We care about the confidentiality and security of users’ personal information in EMMA. No personal data is being shown to other participants. General visualisations shown to other learners is based on aggregated data. EMMA will take precautions to ensure data is anonymised, stored securely and safely and can’t be accessed by third parties. No data will be knowingly made available to other people outside the project. Data for evaluation purposes will only be made available to those researchers of the EMMA project that are responsible for the evaluation.


Start: 30 September '15
L:  Italian/ English
Start: 30 September '15
L:  Italian/ English
Start: 30 September '15
L:  Italian/ English/ Spanish
Start: 15 October '15
L:  Dutch/ English
Start: 26 October '15
L:  English / Dutch/ Italian

MOOCs and Quality: A Review of the Recent Literature

This literature review by Dr Sarah Hayes (published by QAA MOOCs Network) presents a number of different perspectives from a broad range of sources relating to the nature of MOOCs and pertinent considerations of quality. The report starts with a good overview of what different MOOCS are out there: a division in 2 pedagogical styles (cMOOCs and xMOOCs) and a taxonomy with eight types (Clark, 2013) is given.  Read more.

EMMA presentations on SlideShare

Have a look at some interesting presentations on the topic of MOOCs and course design on the EUmoocs slideshare account. What are the lessons learned in EMMA MOOCS? How can you use social media in MOOCs? And how can learning analytics help you design your MOOC better? Find answers to these and more of your learning design questions on the EUmoocs slideshare and on this page.

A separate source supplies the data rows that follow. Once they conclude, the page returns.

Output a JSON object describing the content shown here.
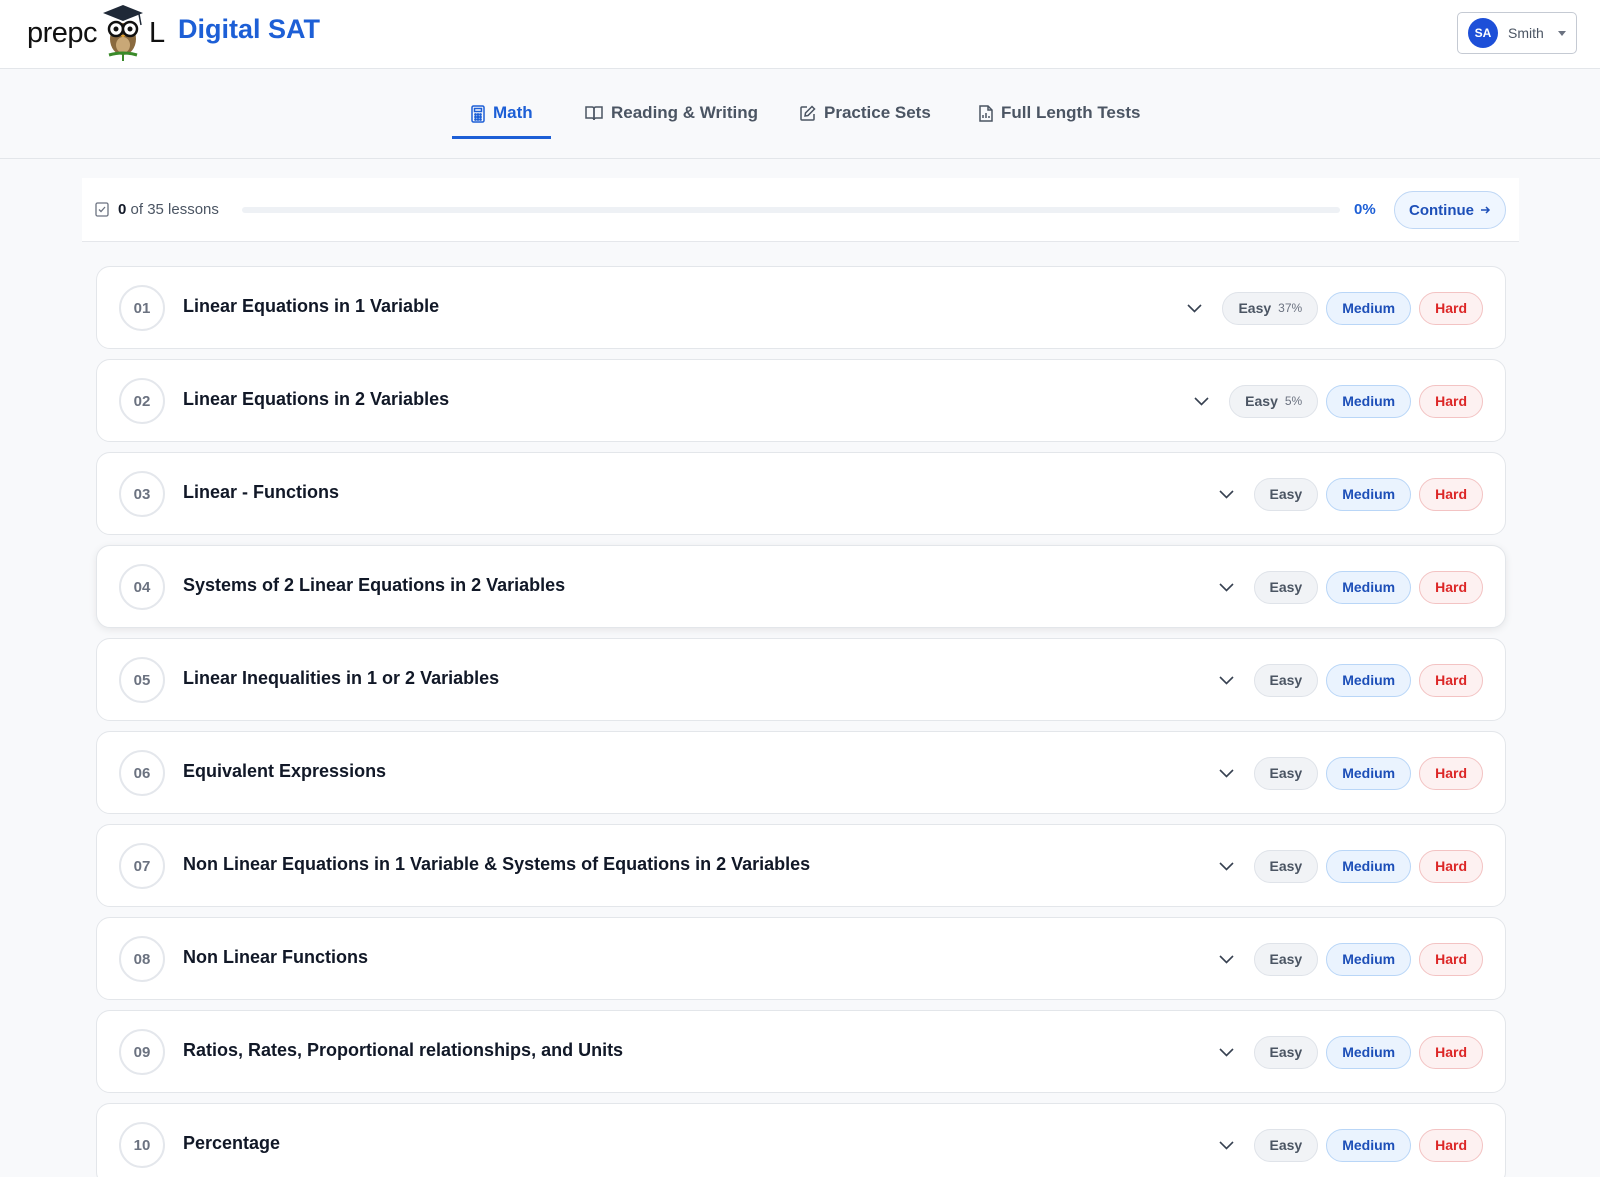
{
  "header": {
    "logo_text_left": "prepc",
    "logo_text_right": "L",
    "app_title": "Digital SAT",
    "user": {
      "initials": "SA",
      "name": "Smith"
    }
  },
  "tabs": [
    {
      "label": "Math",
      "icon": "calculator-icon",
      "active": true
    },
    {
      "label": "Reading & Writing",
      "icon": "book-icon",
      "active": false
    },
    {
      "label": "Practice Sets",
      "icon": "edit-icon",
      "active": false
    },
    {
      "label": "Full Length Tests",
      "icon": "document-chart-icon",
      "active": false
    }
  ],
  "progress": {
    "completed": "0",
    "of_text": "of 35 lessons",
    "percent_label": "0%",
    "fraction": 0,
    "continue_label": "Continue"
  },
  "lessons": [
    {
      "num": "01",
      "title": "Linear Equations in 1 Variable",
      "easy": "Easy",
      "easy_pct": "37%",
      "medium": "Medium",
      "hard": "Hard"
    },
    {
      "num": "02",
      "title": "Linear Equations in 2 Variables",
      "easy": "Easy",
      "easy_pct": "5%",
      "medium": "Medium",
      "hard": "Hard"
    },
    {
      "num": "03",
      "title": "Linear - Functions",
      "easy": "Easy",
      "easy_pct": "",
      "medium": "Medium",
      "hard": "Hard"
    },
    {
      "num": "04",
      "title": "Systems of 2 Linear Equations in 2 Variables",
      "easy": "Easy",
      "easy_pct": "",
      "medium": "Medium",
      "hard": "Hard"
    },
    {
      "num": "05",
      "title": "Linear Inequalities in 1 or 2 Variables",
      "easy": "Easy",
      "easy_pct": "",
      "medium": "Medium",
      "hard": "Hard"
    },
    {
      "num": "06",
      "title": "Equivalent Expressions",
      "easy": "Easy",
      "easy_pct": "",
      "medium": "Medium",
      "hard": "Hard"
    },
    {
      "num": "07",
      "title": "Non Linear Equations in 1 Variable & Systems of Equations in 2 Variables",
      "easy": "Easy",
      "easy_pct": "",
      "medium": "Medium",
      "hard": "Hard"
    },
    {
      "num": "08",
      "title": "Non Linear Functions",
      "easy": "Easy",
      "easy_pct": "",
      "medium": "Medium",
      "hard": "Hard"
    },
    {
      "num": "09",
      "title": "Ratios, Rates, Proportional relationships, and Units",
      "easy": "Easy",
      "easy_pct": "",
      "medium": "Medium",
      "hard": "Hard"
    },
    {
      "num": "10",
      "title": "Percentage",
      "easy": "Easy",
      "easy_pct": "",
      "medium": "Medium",
      "hard": "Hard"
    }
  ],
  "colors": {
    "accent": "#1d5fd6",
    "hard": "#dc2626",
    "medium": "#1d4fb8"
  }
}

Book: MOOCs and Open Education Around the World

As new digital forms of formal and informal learning proliferate, there is an increasing need to better understand how people in different regions of the world are implementing massive open online courses (MOOCs) and other forms of open educational resources (OERs). Educators, researchers, politicians, and numerous other stakeholders want to grasp what the outcomes of these initiatives are and how they can be improved.  Read more.

Factors that affect the success of learning on MOOCs are: daily life; personal and professional life; personality e.g. self-esteem, previous knowledge and learning experience; technical skills.

Inge de Waard, The Open University, UK

Editorial EMMA News - ATiT, Leuvensesteenweg 132, 3370 Roosbeek, Belgium

Telephone: +32 16 284 040 |  Fax: +32 16 223 743
Follow us on Twitter: @EUMOOCs

unsubscribe from this list    update subscription preferences